I thought I was homesick for New York before, but after this TED talk I find myself homesick for a New York that I wasn’t ever around to see: the 1609 New York. The Manhatta Project lets you zoom in on your address or place of interest and explore what the ecosystem was like 400 years ago. Up in my old hood: hawks, flying squirrels, skunks, bats- not that different than what’s up there now, actually.
It’s snowing, which means I’m not leaving the house, which means I need to do something complicated so that I can procrastinate. Hence, french toast.
For french toast:

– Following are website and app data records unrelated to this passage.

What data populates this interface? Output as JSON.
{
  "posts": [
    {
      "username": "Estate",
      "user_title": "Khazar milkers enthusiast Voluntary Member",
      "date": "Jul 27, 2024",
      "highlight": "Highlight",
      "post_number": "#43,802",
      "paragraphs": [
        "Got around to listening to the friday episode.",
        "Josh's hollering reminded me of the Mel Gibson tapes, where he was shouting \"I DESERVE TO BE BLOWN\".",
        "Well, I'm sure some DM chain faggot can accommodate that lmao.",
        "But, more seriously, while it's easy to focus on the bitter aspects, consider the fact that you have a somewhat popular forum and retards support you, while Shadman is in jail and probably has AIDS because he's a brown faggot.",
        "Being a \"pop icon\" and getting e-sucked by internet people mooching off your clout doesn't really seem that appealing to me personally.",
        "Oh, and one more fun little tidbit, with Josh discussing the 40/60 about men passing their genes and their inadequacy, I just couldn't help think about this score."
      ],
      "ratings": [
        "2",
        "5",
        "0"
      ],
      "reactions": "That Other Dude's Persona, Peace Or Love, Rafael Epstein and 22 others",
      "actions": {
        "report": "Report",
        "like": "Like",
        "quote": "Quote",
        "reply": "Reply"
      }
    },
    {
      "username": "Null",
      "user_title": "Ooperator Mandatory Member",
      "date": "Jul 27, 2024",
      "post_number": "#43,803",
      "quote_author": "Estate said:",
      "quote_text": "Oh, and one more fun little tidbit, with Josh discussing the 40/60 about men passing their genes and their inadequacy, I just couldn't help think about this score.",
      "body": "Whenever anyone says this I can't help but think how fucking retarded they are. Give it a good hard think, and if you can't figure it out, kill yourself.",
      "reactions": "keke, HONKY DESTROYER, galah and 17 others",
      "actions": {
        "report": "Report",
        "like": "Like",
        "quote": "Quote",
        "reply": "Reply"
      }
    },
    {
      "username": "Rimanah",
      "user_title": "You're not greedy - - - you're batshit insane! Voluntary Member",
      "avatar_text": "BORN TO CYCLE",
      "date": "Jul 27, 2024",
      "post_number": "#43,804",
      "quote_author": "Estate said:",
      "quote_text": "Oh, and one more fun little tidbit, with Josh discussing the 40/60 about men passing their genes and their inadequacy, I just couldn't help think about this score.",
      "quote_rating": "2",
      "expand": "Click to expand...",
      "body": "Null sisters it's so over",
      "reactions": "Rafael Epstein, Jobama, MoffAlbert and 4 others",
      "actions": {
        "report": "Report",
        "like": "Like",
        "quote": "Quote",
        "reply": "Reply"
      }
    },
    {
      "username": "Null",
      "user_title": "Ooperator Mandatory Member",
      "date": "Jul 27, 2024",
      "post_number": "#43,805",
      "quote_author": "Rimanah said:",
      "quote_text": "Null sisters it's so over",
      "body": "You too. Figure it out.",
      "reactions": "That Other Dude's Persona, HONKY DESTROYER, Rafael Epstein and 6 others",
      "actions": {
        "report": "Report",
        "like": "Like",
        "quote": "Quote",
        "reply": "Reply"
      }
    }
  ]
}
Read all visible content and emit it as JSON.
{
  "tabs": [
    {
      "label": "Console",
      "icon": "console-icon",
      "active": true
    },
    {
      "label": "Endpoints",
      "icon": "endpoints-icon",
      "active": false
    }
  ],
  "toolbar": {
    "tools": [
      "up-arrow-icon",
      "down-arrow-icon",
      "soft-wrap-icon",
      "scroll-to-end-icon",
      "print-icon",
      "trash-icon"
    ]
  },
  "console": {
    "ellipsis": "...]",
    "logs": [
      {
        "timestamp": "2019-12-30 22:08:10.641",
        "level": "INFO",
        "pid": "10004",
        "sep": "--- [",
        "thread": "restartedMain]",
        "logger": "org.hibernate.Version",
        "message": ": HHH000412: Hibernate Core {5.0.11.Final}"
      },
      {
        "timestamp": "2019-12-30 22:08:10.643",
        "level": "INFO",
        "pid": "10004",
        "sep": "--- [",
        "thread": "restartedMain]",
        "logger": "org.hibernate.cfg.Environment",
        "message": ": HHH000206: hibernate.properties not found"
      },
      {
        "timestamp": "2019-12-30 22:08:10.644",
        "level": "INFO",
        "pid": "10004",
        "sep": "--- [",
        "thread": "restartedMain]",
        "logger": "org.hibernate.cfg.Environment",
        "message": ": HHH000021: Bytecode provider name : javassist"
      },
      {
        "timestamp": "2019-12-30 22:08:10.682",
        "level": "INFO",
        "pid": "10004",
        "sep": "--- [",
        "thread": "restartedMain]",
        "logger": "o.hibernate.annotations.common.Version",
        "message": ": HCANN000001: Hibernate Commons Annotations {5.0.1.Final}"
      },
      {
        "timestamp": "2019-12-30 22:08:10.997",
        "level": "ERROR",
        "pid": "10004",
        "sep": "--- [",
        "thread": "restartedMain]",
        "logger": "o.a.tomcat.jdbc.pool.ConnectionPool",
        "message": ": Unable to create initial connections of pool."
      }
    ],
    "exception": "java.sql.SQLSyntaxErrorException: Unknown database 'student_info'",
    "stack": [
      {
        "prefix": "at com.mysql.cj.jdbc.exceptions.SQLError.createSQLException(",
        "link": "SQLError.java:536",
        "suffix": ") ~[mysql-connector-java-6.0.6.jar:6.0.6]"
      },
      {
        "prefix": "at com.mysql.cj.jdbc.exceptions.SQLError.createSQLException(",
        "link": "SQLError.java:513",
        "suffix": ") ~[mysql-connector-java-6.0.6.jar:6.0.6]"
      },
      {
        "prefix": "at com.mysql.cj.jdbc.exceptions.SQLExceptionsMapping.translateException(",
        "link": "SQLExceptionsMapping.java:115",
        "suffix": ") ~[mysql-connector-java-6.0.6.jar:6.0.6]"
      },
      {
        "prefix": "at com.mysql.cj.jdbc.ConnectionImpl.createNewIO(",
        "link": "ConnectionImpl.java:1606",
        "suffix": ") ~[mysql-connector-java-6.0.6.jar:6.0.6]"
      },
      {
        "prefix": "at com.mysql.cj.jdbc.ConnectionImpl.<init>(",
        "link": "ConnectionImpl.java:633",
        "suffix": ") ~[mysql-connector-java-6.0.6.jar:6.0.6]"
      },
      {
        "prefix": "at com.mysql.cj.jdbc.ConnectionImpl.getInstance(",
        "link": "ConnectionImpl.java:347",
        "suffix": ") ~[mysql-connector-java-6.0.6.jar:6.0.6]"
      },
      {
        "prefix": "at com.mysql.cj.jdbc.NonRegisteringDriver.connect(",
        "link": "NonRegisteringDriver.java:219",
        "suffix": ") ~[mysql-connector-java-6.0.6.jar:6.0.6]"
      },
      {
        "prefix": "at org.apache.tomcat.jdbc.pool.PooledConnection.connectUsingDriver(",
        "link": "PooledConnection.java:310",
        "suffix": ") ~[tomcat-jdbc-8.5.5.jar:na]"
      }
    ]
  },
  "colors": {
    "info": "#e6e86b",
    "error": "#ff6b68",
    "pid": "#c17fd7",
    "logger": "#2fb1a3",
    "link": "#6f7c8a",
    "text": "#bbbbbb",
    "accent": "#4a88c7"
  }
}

8 pieces whole wheat toast (this is a healthy recipe, after all), either stale or dried a bit in a warm oven 4 eggs, lightly beaten 1 cup milk (plus a splash of cream, if you’re decadent) pinch salt 1 tsp. cinnamon 1 tsp. cardamom, ginger, nutmeg, or all three 2 tsp. vanilla extract splash whiskey butter
Mix all ingredients in a shallow dish. Don’t over-beat the eggs. Heat a skillet with butter. Butter sides of bread, and dip individually into batter. Cook bread on both sides until just crispy. Douse in sauce, below.
1/3 c. brown sugar 1/4 c. butter 1/3 c. cream splash whiskey spices and vanilla Heat ingredients together (i actually just microwaved them). The butter is going to rise, so add a little more cream and emulsify.
Whose woods these are I think I know. His house is in the village though; He will not see me stopping here To watch his woods fill up with snow.
My little horse must think it queer To stop without a farmhouse near Between the woods and frozen lake The darkest evening of the year.
He gives his harness bells a shake To ask if there is some mistake. The only other sound’s the sweep Of easy wind and downy flake.
The woods are lovely, dark and deep. But I have promises to keep, And miles to go before I sleep, And miles to go before I sleep.
Robert Frost, 1923
It’s been snowing in Boulder, and this poem is classic, so I can’t resist posting it. I had the picture book above when I was a kid, and man, did I love it. I remember bringing it in to read for show-and-tell in Ms. George’s 2nd grade class. It must have been beyond the ken of my 8-year old classmates, and I remember how it stung to feel my audience growing restless as I read to them. I wanted to share something that I cared about, but they didn’t care at all. It’s a sad thing to be precocious and to know it. It’s sadder that those kids couldn’t picture themselves in those snowy woods or hear the horse shake his bells, because it’s such a lovely poem. Definitely perfect for kids, or adults, or anyone nestling under blankets with a hot cup of tea on a snowy night.